The Principles: Clint Eastwood (who also directed), Sondra Locke, Pat Hingle
The Premise: Ben Shockley is a washed-up, drunk, and angry Arizona cop. But he gets the job done, even if it takes a slug (or two, or three, or twenty) of Jack Daniels to do it. The suits assign him to pick up a “nothing witness” for a “nothing trial,” and ship him off to Las Vegas.
The “nothing witness” turns out to be a foul tempered prostitute named Gus Mally (Locke) who insists “they” are trying to kill her, the game is “fixed” and “the odds” are against them getting out of Vegas. Shockey thinks this is all a lot of hysteric nonsense from a woman who doesn’t want to go to jail. After he slaps her a few times, he realizes there’s something to her babbling. There are odds being placed on their survival, and whatever she knows is tied up with the Mob. Wherever they go, they are pursued and shot at, and Shockley begins to wonder if he was set up. If so, he isn’t going down without a fight!
Is It Good: I’ve avoided doing another Eastwood movie as a MOD, because my bias is silly and well-known. But today is the kind of day when I can only recommend a movie where approximately 30,000 bullets fly.
And yes, I think it’s good. It combines my biggest guilty pleasures — Eastwood and road trip movies — and crafts a ridiculous and badass movie.
Today’s Eastwood favors elegant and lean topics like the upcoming J. Edgar, and scoops up nominations and accolades almost every award year. In the 1970s, Eastwood went for crowd-pleasing schlock. (It’s this mad side of him that suddenly makes sense of his decision to do A Star Is Born.) He just wanted to give people a good time at the movies, class and style be damned. There was bad language, boobs, violence, and booze. It’s funny to think he’s now a bit reticent on shooting sex scenes because this film lets a lot hang out, particularly in the dialogue.
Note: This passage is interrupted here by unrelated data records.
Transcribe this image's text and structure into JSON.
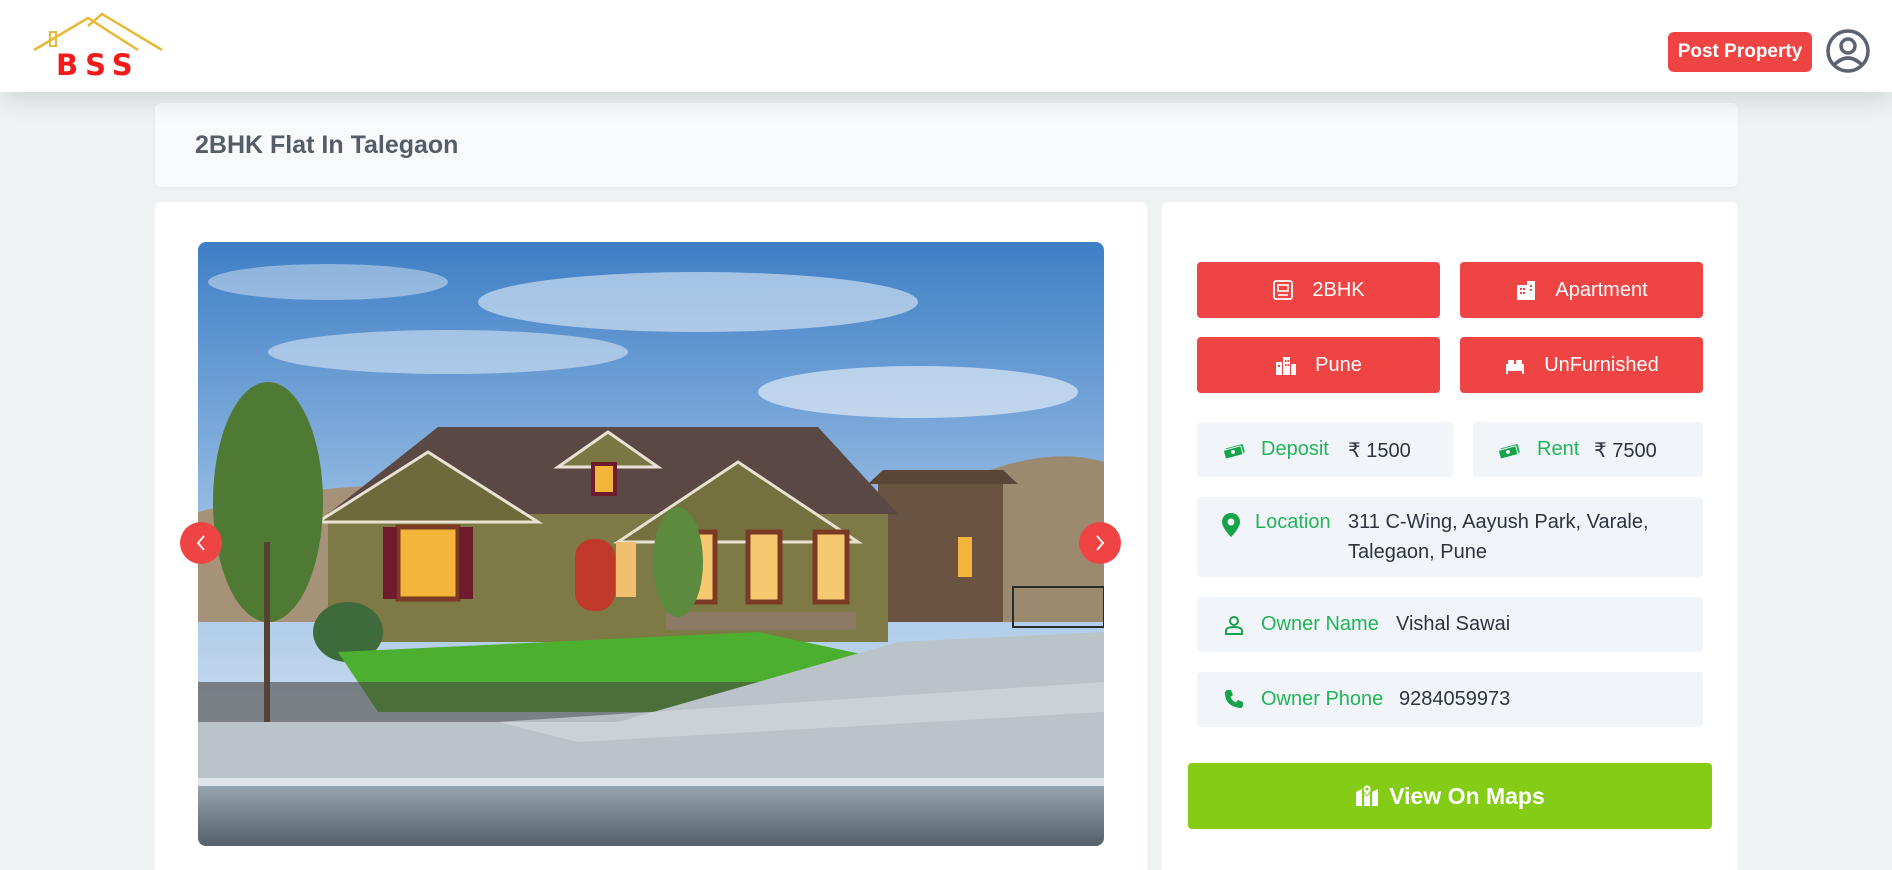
{
  "brand": {
    "logo_text": "BSS",
    "accent": "#ef4444"
  },
  "navbar": {
    "post_property_label": "Post Property",
    "user_icon": "user-circle-icon"
  },
  "listing": {
    "title": "2BHK Flat In Talegaon",
    "carousel": {
      "slide_count": 4,
      "active_slide": 1,
      "prev_icon": "chevron-left-icon",
      "next_icon": "chevron-right-icon"
    },
    "tags": [
      {
        "label": "2BHK",
        "icon": "room-icon"
      },
      {
        "label": "Apartment",
        "icon": "building-icon"
      },
      {
        "label": "Pune",
        "icon": "city-icon"
      },
      {
        "label": "UnFurnished",
        "icon": "bed-icon"
      }
    ],
    "deposit": {
      "label": "Deposit",
      "value": "₹ 1500"
    },
    "rent": {
      "label": "Rent",
      "value": "₹ 7500"
    },
    "location": {
      "label": "Location",
      "value_line1": "311 C-Wing, Aayush Park, Varale,",
      "value_line2": "Talegaon, Pune"
    },
    "owner_name": {
      "label": "Owner Name",
      "value": "Vishal Sawai"
    },
    "owner_phone": {
      "label": "Owner Phone",
      "value": "9284059973"
    },
    "maps_button_label": "View On Maps"
  }
}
The biggest flaw is Locke. This was their second film together, before their “shrill bitch / grumpy gus” schtick got old. Frankly, it was old halfway through this film, but at least it works better than it did in Bronco Billy. It’s no wonder he doesn’t really dwell on his 70s films whenever they do retrospectives. There’s weird stuff lurking here. Just how many times was Locke violently disrobed under his direction? Or hit? Or raped? There’s a field day of analysis here.
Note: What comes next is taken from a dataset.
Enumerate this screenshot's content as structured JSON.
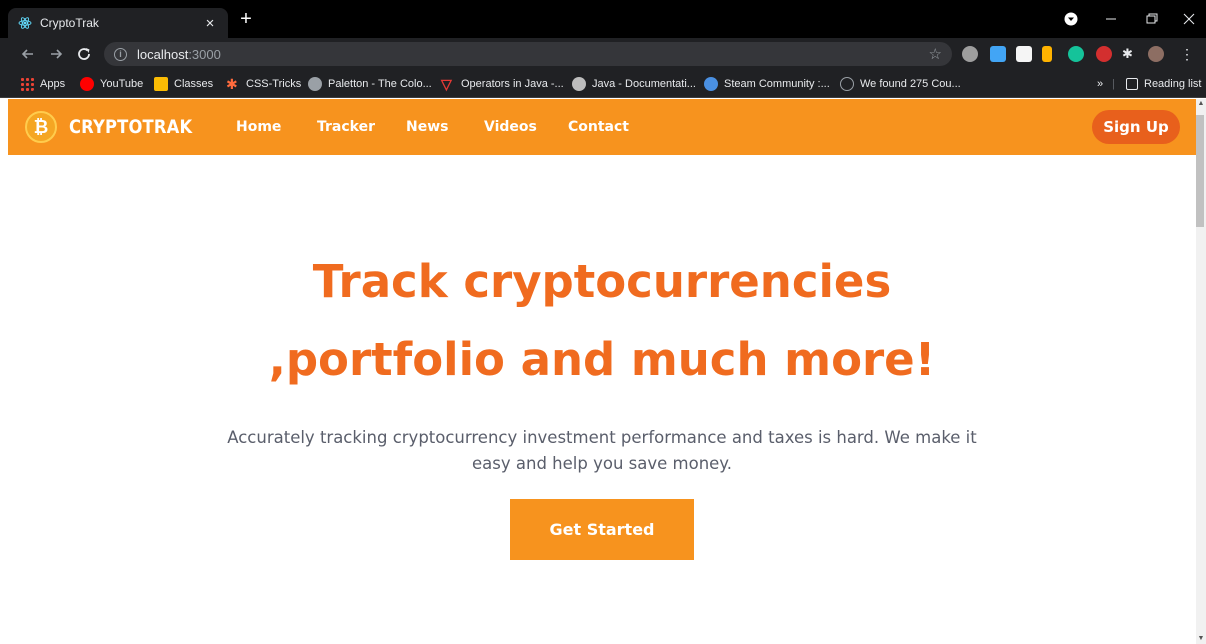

Nevertheless, I have to just give a slow and horrified clap to any film who uses “Come and have a piece of this!” as a way to save a man from being beaten to death. You have to love the grim and exploitation of the 70s, when a boob flash solved any plot problem.
Is It Worth A Look: Yes, because it is the only film I know of that has an insane bullet count (8,000 rounds were used in the finale) and only two dead bodies. Can you believe that? Only two people die in this film, but the violence claims a house, a cop car, and a bus.
And how about that finale? Not until Speed would your average and dumpy public bus be something to salute. Who needs a tank? Just find yourself a bus and make that run for truth, justice, and the American way.
Random Anecdotes: It once existed as a Steve McQueen and Barbra Striesand vehicle. They dropped out, and Eastwood stepped in. Sam Peckinpah also dreamed of directing this with Kris Kristofferson. Instead, he made Convoy. The fact that it too got a MOD from me is completely unrelated.
Oh and you probably already knew this, but Frank Frazetta is responsible for the glorious poster. It alone justifies the movie:
All screen caps come from DVD Beaver, who I rely on so often for sparkly post pictures.